Sign In:


PORTLAND PRESS HERALD DARKROOM
Getting to know seaweed

/

Helpful tips...

esc button

Use the LEFT / RIGHT keys to navigate the Darkroom

esc button

Use the UP key to show captions

esc button

Use the DOWN key to hide captions

esc button

Use the ESC key to close Darkroom

Find other amazing Darkroom photos below

X
  • Hide
    Getting to know seaweed - | of | Share this photo

    ALARIA (also known as winged kelp) is similar to Japanese wakame, and imparts delicate flavor to miso soups, salads, rice and beans. It can also be roasted for chips.

    Show
  • Hide
    Getting to know seaweed - | of | Share this photo

    Most often used dried in nutritional supplements or body care products, BLADDERWRACK can be added to broth, soups and stews, and drunk as a tea.

    Show
  • Hide
    Getting to know seaweed - | of | Share this photo

    Versatile DULSE can be eaten raw as a snack or diced and added to salads, soups, chowders and chilis. Add dulse flakes to bread or pizza dough. In Iceland, it is eaten with butter.

    Show
  • Hide
    Getting to know seaweed - | of | Share this photo

    EGG WRACK OR ROCKWEED is used for clam bakes, and lobster pounds pack lobster in it for shipping. In powdered form, it is used in drinks and teas.

    Show
  • Hide
    Getting to know seaweed - | of | Share this photo

    GRACILARIA is used by cooks around the world, including in Japan, Hawaii and the Philippines, in salads, as a thickener, or made into vegetable-based gelatins. Efforts exist to start cultivating it in Maine, though it is not now harvested or sold here.
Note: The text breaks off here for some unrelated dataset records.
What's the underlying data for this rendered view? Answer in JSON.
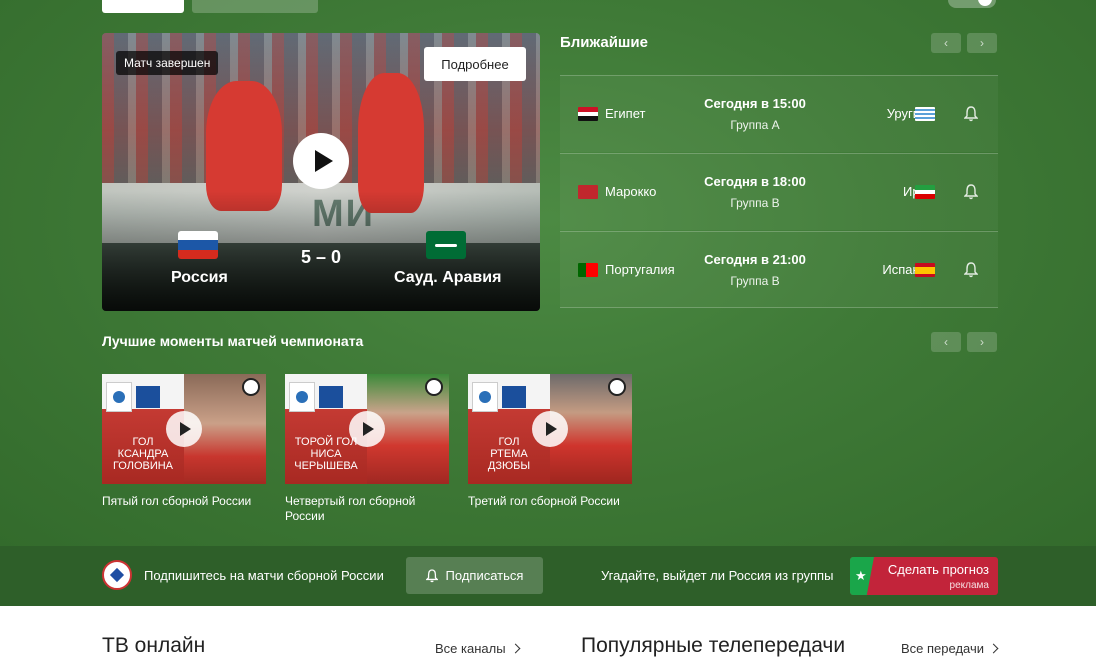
{
  "hero": {
    "status_badge": "Матч завершен",
    "details_button": "Подробнее",
    "home_team": "Россия",
    "away_team": "Сауд. Аравия",
    "score": "5 – 0",
    "board_text": "МИ"
  },
  "upcoming": {
    "title": "Ближайшие",
    "matches": [
      {
        "home": "Египет",
        "time": "Сегодня в 15:00",
        "group": "Группа А",
        "away": "Уругвай"
      },
      {
        "home": "Марокко",
        "time": "Сегодня в 18:00",
        "group": "Группа B",
        "away": "Иран"
      },
      {
        "home": "Португалия",
        "time": "Сегодня в 21:00",
        "group": "Группа B",
        "away": "Испания"
      }
    ]
  },
  "highlights": {
    "title": "Лучшие моменты матчей чемпионата",
    "items": [
      {
        "caption": "Пятый гол сборной России",
        "thumb_text": "ГОЛ\nКСАНДРА ГОЛОВИНА"
      },
      {
        "caption": "Четвертый гол сборной России",
        "thumb_text": "ТОРОЙ ГОЛ\nНИСА ЧЕРЫШЕВА"
      },
      {
        "caption": "Третий гол сборной России",
        "thumb_text": "ГОЛ\nРТЕМА ДЗЮБЫ"
      }
    ]
  },
  "subscribe_bar": {
    "text": "Подпишитесь на матчи сборной России",
    "button": "Подписаться",
    "guess_text": "Угадайте, выйдет ли Россия из группы",
    "predict_button": "Сделать прогноз",
    "ad_label": "реклама"
  },
  "bottom": {
    "tv_title": "ТВ онлайн",
    "tv_link": "Все каналы",
    "popular_title": "Популярные телепередачи",
    "popular_link": "Все передачи"
  },
  "arrows": {
    "prev": "‹",
    "next": "›"
  },
  "colors": {
    "field_green": "#3f7a37",
    "bar_green": "#2e5f29",
    "predict_red": "#c2243a",
    "predict_green": "#1aa64a"
  }
}
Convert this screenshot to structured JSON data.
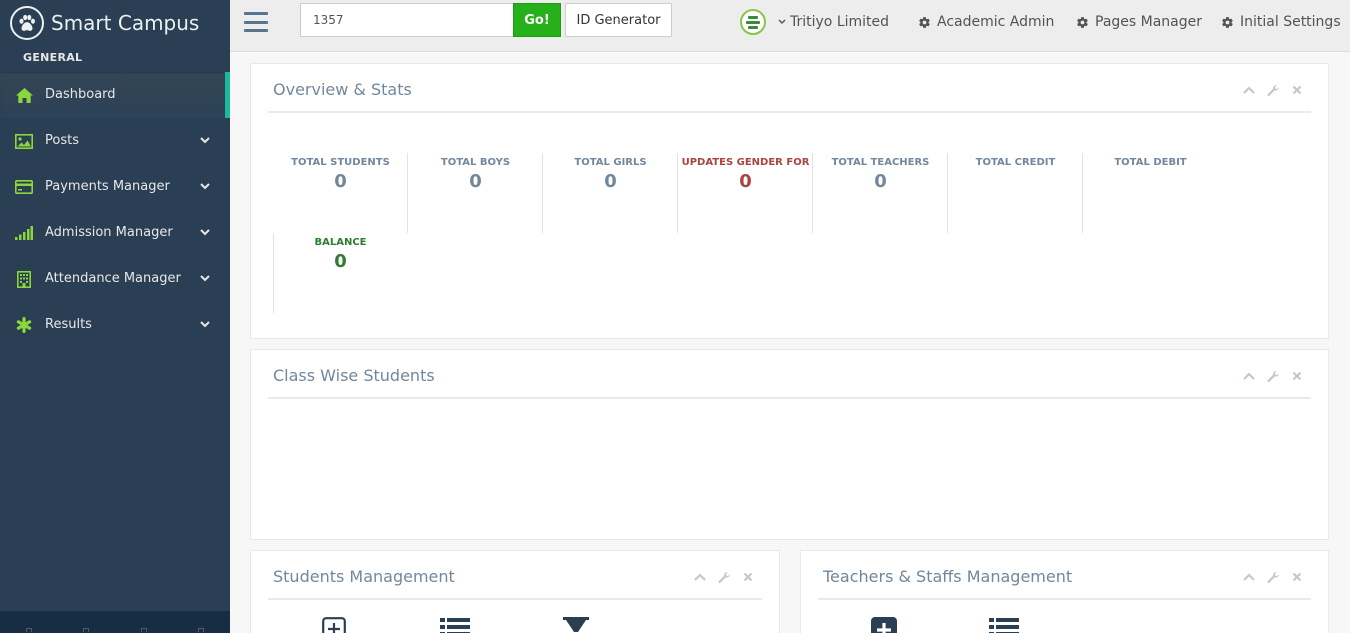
{
  "sidebar": {
    "brand": "Smart Campus",
    "section": "GENERAL",
    "items": [
      {
        "label": "Dashboard",
        "icon": "home-icon",
        "active": true
      },
      {
        "label": "Posts",
        "icon": "image-icon"
      },
      {
        "label": "Payments Manager",
        "icon": "credit-card-icon"
      },
      {
        "label": "Admission Manager",
        "icon": "signal-icon"
      },
      {
        "label": "Attendance Manager",
        "icon": "building-icon"
      },
      {
        "label": "Results",
        "icon": "asterisk-icon"
      }
    ]
  },
  "topnav": {
    "search_value": "1357",
    "go_label": "Go!",
    "id_generator_label": "ID Generator",
    "org_name": "Tritiyo Limited",
    "academic_admin": "Academic Admin",
    "pages_manager": "Pages Manager",
    "initial_settings": "Initial Settings"
  },
  "overview": {
    "title": "Overview & Stats",
    "stats": [
      {
        "label": "TOTAL STUDENTS",
        "value": "0"
      },
      {
        "label": "TOTAL BOYS",
        "value": "0"
      },
      {
        "label": "TOTAL GIRLS",
        "value": "0"
      },
      {
        "label": "UPDATES GENDER FOR",
        "value": "0"
      },
      {
        "label": "TOTAL TEACHERS",
        "value": "0"
      },
      {
        "label": "TOTAL CREDIT",
        "value": ""
      },
      {
        "label": "TOTAL DEBIT",
        "value": ""
      },
      {
        "label": "BALANCE",
        "value": "0"
      }
    ]
  },
  "class_wise": {
    "title": "Class Wise Students"
  },
  "students_mgmt": {
    "title": "Students Management"
  },
  "teachers_mgmt": {
    "title": "Teachers & Staffs Management"
  },
  "colors": {
    "sidebar_bg": "#2a3f54",
    "accent_green": "#26b11a",
    "active_bar": "#1abb9c",
    "icon_green": "#8bd63a",
    "red_stat": "#a94442",
    "green_stat": "#2e7d32"
  }
}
    Show
  • Hide
    Getting to know seaweed - | of | Share this photo

    SUGAR KELP adds flavor to broths and stews, including dashi, and makes beans more digestible. Use in sauces and salad dressings, or add to vegetables and grains.

    Show
  • Hide
    Getting to know seaweed - | of | Share this photo
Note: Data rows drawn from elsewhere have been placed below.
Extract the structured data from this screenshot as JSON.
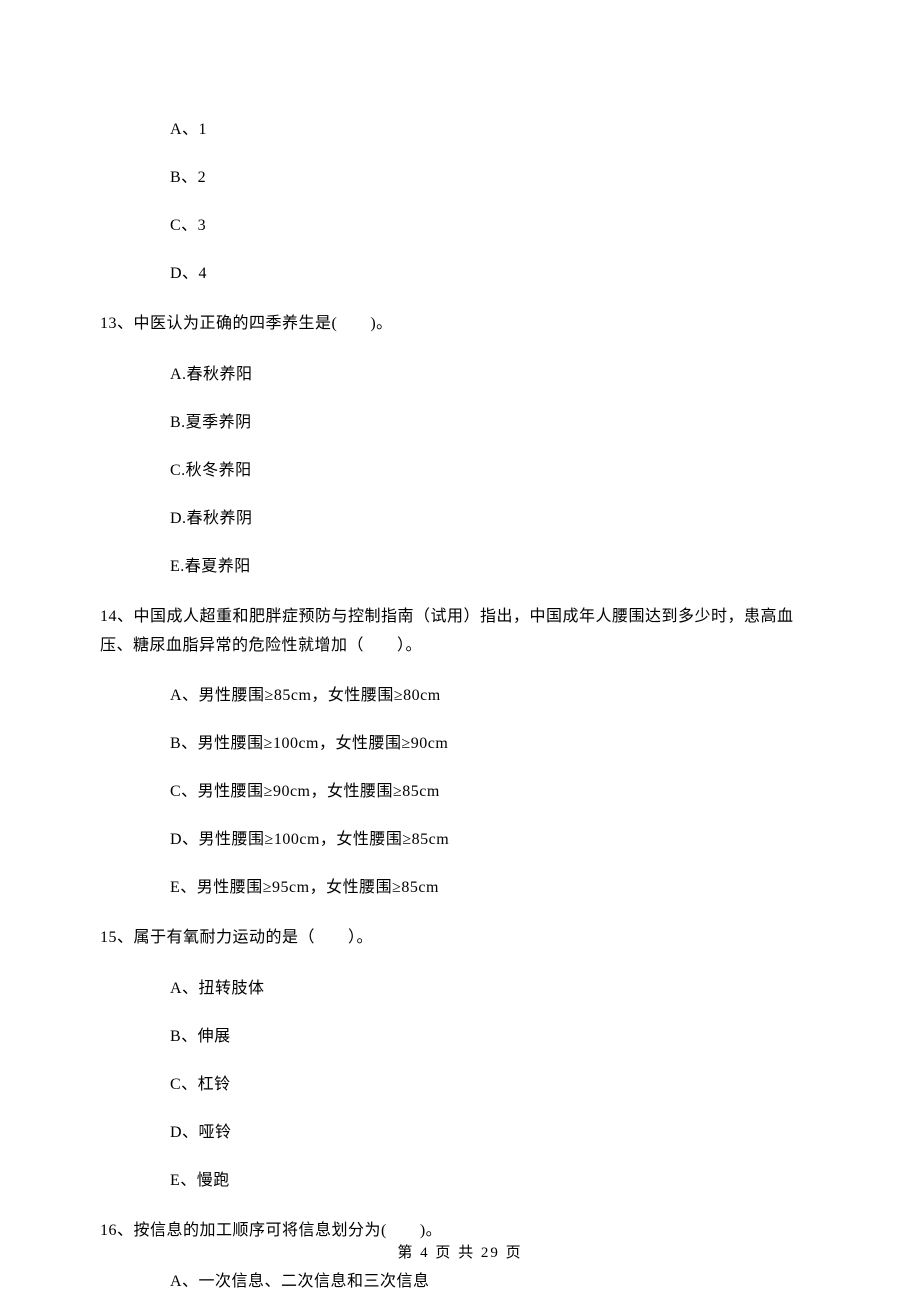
{
  "q12_options": {
    "a": "A、1",
    "b": "B、2",
    "c": "C、3",
    "d": "D、4"
  },
  "q13": {
    "text": "13、中医认为正确的四季养生是(　　)。",
    "options": {
      "a": "A.春秋养阳",
      "b": "B.夏季养阴",
      "c": "C.秋冬养阳",
      "d": "D.春秋养阴",
      "e": "E.春夏养阳"
    }
  },
  "q14": {
    "text": "14、中国成人超重和肥胖症预防与控制指南（试用）指出，中国成年人腰围达到多少时，患高血压、糖尿血脂异常的危险性就增加（　　）。",
    "options": {
      "a": "A、男性腰围≥85cm，女性腰围≥80cm",
      "b": "B、男性腰围≥100cm，女性腰围≥90cm",
      "c": "C、男性腰围≥90cm，女性腰围≥85cm",
      "d": "D、男性腰围≥100cm，女性腰围≥85cm",
      "e": "E、男性腰围≥95cm，女性腰围≥85cm"
    }
  },
  "q15": {
    "text": "15、属于有氧耐力运动的是（　　）。",
    "options": {
      "a": "A、扭转肢体",
      "b": "B、伸展",
      "c": "C、杠铃",
      "d": "D、哑铃",
      "e": "E、慢跑"
    }
  },
  "q16": {
    "text": "16、按信息的加工顺序可将信息划分为(　　)。",
    "options": {
      "a": "A、一次信息、二次信息和三次信息"
    }
  },
  "footer": "第 4 页 共 29 页"
}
    Carrageenan, a gelling agent found in IRISH MOSS, has long been used as a thickener in food, including ice cream, instant puddings and jams. Use it at home to thicken soups, stews, pies, salad dressings and other dishes.

    Show
  • Hide
    Getting to know seaweed - | of | Share this photo
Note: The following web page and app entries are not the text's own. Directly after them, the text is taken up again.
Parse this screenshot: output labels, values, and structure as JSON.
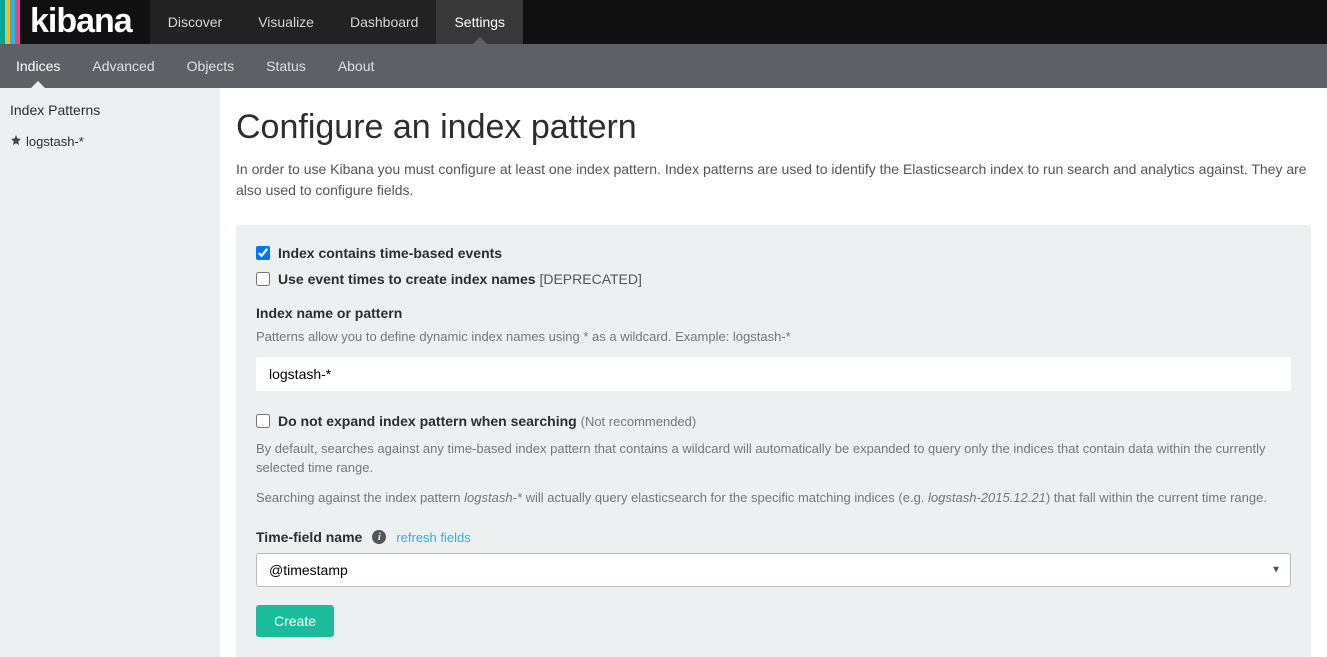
{
  "brand": "kibana",
  "topnav": {
    "items": [
      {
        "label": "Discover"
      },
      {
        "label": "Visualize"
      },
      {
        "label": "Dashboard"
      },
      {
        "label": "Settings"
      }
    ],
    "active_index": 3
  },
  "subnav": {
    "items": [
      {
        "label": "Indices"
      },
      {
        "label": "Advanced"
      },
      {
        "label": "Objects"
      },
      {
        "label": "Status"
      },
      {
        "label": "About"
      }
    ],
    "active_index": 0
  },
  "sidebar": {
    "heading": "Index Patterns",
    "items": [
      {
        "label": "logstash-*",
        "starred": true
      }
    ]
  },
  "page": {
    "title": "Configure an index pattern",
    "intro": "In order to use Kibana you must configure at least one index pattern. Index patterns are used to identify the Elasticsearch index to run search and analytics against. They are also used to configure fields."
  },
  "form": {
    "chk_time_based": {
      "label": "Index contains time-based events",
      "checked": true
    },
    "chk_event_times": {
      "label": "Use event times to create index names",
      "suffix": "[DEPRECATED]",
      "checked": false
    },
    "index_name": {
      "label": "Index name or pattern",
      "help": "Patterns allow you to define dynamic index names using * as a wildcard. Example: logstash-*",
      "value": "logstash-*"
    },
    "chk_no_expand": {
      "label": "Do not expand index pattern when searching",
      "suffix": "(Not recommended)",
      "checked": false
    },
    "help_default_prefix": "By default, searches against any time-based index pattern that contains a wildcard will automatically be expanded to query only the indices that contain data within the currently selected time range.",
    "help_search_prefix": "Searching against the index pattern ",
    "help_search_pattern": "logstash-*",
    "help_search_mid": " will actually query elasticsearch for the specific matching indices (e.g. ",
    "help_search_example": "logstash-2015.12.21",
    "help_search_suffix": ") that fall within the current time range.",
    "time_field": {
      "label": "Time-field name",
      "refresh": "refresh fields",
      "value": "@timestamp"
    },
    "create_label": "Create"
  }
}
    HORSETAIL KELP can also be used to thicken soups and broths. In Japan and China, it is used to make dashi, a soup stock.

    Show
  • Hide
    Getting to know seaweed - | of | Share this photo

    Also known as "wild Atlantic nori," LAVER is related to the nori used in the sushi you order in restaurants. It can be eaten as a snack or added to soups, salads, pasta, grains and vegetables. Pairs well with chocolate and ginger.

    Show
  • Hide
    Getting to know seaweed - | of | Share this photo

    SEA LETTUCE can become a little bitter when cooked, so it is best served raw. Add it to a salad like any other lettuce, or put it in an omelette.

    Show